REQUIRED ACTION: Lines that contain the string "title" are the ones to list; copy all of them from the records.

*** Opening of STUDY MATERIAL ***

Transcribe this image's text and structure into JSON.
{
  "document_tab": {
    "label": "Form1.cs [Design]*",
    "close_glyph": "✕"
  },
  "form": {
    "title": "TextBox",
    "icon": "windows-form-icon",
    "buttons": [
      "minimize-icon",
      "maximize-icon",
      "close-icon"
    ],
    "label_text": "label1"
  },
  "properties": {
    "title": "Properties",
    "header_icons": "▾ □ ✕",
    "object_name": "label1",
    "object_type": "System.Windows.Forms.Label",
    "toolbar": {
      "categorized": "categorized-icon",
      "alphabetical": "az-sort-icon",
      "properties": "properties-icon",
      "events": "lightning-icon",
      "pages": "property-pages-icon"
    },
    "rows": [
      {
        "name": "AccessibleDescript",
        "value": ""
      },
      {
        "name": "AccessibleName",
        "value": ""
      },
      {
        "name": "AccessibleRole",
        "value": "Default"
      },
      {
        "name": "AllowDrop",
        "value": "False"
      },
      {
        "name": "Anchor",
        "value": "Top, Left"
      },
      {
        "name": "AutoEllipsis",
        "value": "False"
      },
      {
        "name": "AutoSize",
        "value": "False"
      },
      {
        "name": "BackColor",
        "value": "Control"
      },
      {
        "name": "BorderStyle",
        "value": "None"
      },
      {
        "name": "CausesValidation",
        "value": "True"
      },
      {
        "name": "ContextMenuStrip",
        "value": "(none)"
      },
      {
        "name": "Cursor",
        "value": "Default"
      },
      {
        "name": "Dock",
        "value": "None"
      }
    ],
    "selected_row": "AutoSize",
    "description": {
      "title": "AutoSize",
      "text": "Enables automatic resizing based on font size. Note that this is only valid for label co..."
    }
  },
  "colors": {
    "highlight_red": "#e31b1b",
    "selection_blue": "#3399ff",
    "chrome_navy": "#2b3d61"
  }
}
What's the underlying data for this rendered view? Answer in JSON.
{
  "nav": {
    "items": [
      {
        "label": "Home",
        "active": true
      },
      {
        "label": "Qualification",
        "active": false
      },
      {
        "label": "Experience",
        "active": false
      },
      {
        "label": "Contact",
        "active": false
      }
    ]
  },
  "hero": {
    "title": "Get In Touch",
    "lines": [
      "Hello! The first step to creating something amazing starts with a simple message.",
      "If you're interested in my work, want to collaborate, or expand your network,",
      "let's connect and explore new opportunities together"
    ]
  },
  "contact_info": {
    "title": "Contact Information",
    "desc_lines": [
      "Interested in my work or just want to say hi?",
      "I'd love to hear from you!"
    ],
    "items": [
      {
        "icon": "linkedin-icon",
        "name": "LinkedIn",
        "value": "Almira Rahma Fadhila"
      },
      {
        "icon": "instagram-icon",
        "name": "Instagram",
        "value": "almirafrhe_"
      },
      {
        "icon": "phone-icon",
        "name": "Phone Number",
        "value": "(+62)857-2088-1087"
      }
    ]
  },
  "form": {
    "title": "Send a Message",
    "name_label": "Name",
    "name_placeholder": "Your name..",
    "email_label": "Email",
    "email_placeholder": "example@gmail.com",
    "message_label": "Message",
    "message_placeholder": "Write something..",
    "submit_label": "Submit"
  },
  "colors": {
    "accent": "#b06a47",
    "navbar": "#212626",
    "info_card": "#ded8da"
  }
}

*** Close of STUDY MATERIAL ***

FINAL ANSWER:
    "title": "TextBox",
    "title": "Properties",
      "title": "AutoSize",
    "title": "Get In Touch",
    "title": "Contact Information",
    "title": "Send a Message",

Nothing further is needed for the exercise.